### DATA SECTION
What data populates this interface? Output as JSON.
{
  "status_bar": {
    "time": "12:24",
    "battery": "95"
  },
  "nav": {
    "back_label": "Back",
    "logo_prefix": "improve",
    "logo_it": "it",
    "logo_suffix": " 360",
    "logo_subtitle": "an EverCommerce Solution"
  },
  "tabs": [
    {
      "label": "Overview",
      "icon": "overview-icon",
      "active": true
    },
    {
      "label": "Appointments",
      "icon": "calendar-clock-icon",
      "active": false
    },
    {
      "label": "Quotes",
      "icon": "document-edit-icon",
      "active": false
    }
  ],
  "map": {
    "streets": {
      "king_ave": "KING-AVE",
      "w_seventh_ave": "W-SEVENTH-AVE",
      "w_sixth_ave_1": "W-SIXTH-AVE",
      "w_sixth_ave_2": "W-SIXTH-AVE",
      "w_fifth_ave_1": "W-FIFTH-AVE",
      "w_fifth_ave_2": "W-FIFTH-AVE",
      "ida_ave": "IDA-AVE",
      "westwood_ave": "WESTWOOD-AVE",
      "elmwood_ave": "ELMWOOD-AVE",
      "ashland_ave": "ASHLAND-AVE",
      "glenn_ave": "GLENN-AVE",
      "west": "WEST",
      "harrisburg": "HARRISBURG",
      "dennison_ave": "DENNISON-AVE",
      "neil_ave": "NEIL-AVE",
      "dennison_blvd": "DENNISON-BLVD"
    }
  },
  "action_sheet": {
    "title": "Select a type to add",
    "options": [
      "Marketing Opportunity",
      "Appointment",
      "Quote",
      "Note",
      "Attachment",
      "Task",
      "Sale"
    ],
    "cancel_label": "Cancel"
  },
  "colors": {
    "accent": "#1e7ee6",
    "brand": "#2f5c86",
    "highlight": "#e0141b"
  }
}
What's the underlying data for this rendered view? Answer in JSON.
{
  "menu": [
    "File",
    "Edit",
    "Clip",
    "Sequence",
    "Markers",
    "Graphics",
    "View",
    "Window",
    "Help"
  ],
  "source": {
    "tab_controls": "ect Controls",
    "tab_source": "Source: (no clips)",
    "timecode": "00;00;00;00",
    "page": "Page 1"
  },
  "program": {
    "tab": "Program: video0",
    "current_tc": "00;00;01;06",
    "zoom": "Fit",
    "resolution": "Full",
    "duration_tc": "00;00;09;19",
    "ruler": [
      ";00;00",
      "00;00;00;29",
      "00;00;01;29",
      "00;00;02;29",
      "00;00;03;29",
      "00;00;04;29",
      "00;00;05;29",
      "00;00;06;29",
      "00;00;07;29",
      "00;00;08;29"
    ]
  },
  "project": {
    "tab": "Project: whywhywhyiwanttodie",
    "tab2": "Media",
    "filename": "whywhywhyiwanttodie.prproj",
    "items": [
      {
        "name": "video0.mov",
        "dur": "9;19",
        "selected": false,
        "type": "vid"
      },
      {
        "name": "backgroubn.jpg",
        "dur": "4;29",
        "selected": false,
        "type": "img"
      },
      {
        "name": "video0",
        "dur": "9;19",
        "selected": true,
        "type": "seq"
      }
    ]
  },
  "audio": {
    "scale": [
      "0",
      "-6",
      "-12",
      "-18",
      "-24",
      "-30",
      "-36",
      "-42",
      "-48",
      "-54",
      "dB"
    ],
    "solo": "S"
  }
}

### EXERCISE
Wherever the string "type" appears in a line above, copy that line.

### TASK ANSWER
    "title": "Select a type to add",
        "type": "vid"
        "type": "img"
        "type": "seq"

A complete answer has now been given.